TASK DIRECTIONS: Restate all of the entries verbatim.

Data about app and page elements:
-.-.-

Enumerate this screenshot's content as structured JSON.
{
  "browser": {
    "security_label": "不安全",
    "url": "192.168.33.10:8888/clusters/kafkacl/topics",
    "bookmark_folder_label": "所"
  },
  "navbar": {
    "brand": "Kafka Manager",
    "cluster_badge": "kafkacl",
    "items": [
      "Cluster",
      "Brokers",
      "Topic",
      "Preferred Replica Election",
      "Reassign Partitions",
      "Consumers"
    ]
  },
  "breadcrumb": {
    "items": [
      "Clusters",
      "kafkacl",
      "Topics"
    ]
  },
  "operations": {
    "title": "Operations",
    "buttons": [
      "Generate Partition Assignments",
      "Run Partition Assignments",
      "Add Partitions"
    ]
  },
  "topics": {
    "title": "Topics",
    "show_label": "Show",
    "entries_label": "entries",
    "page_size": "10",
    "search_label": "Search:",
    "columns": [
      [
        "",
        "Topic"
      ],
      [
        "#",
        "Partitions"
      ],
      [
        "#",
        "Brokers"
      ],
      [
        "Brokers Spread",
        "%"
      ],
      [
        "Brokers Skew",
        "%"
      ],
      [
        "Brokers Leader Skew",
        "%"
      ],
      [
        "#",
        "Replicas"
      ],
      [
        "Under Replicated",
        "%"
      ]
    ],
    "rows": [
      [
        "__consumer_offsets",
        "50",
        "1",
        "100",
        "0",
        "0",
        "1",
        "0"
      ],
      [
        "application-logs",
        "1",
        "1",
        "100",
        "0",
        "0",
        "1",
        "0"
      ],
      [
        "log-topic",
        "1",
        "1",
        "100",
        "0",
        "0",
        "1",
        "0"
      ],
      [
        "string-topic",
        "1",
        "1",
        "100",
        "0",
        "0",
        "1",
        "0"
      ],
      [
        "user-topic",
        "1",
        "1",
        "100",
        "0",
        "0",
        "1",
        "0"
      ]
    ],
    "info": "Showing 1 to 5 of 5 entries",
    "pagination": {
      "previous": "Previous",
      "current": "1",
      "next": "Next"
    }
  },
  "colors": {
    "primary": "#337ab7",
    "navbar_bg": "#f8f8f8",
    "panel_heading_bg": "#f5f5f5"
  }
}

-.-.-

EXPECTED ANSWER:
Enumerate this screenshot's content as structured JSON.
{
  "browser": {
    "security_label": "不安全",
    "url": "192.168.33.10:8888/clusters/kafkacl/topics",
    "bookmark_folder_label": "所"
  },
  "navbar": {
    "brand": "Kafka Manager",
    "cluster_badge": "kafkacl",
    "items": [
      "Cluster",
      "Brokers",
      "Topic",
      "Preferred Replica Election",
      "Reassign Partitions",
      "Consumers"
    ]
  },
  "breadcrumb": {
    "items": [
      "Clusters",
      "kafkacl",
      "Topics"
    ]
  },
  "operations": {
    "title": "Operations",
    "buttons": [
      "Generate Partition Assignments",
      "Run Partition Assignments",
      "Add Partitions"
    ]
  },
  "topics": {
    "title": "Topics",
    "show_label": "Show",
    "entries_label": "entries",
    "page_size": "10",
    "search_label": "Search:",
    "columns": [
      [
        "",
        "Topic"
      ],
      [
        "#",
        "Partitions"
      ],
      [
        "#",
        "Brokers"
      ],
      [
        "Brokers Spread",
        "%"
      ],
      [
        "Brokers Skew",
        "%"
      ],
      [
        "Brokers Leader Skew",
        "%"
      ],
      [
        "#",
        "Replicas"
      ],
      [
        "Under Replicated",
        "%"
      ]
    ],
    "rows": [
      [
        "__consumer_offsets",
        "50",
        "1",
        "100",
        "0",
        "0",
        "1",
        "0"
      ],
      [
        "application-logs",
        "1",
        "1",
        "100",
        "0",
        "0",
        "1",
        "0"
      ],
      [
        "log-topic",
        "1",
        "1",
        "100",
        "0",
        "0",
        "1",
        "0"
      ],
      [
        "string-topic",
        "1",
        "1",
        "100",
        "0",
        "0",
        "1",
        "0"
      ],
      [
        "user-topic",
        "1",
        "1",
        "100",
        "0",
        "0",
        "1",
        "0"
      ]
    ],
    "info": "Showing 1 to 5 of 5 entries",
    "pagination": {
      "previous": "Previous",
      "current": "1",
      "next": "Next"
    }
  },
  "colors": {
    "primary": "#337ab7",
    "navbar_bg": "#f8f8f8",
    "panel_heading_bg": "#f5f5f5"
  }
}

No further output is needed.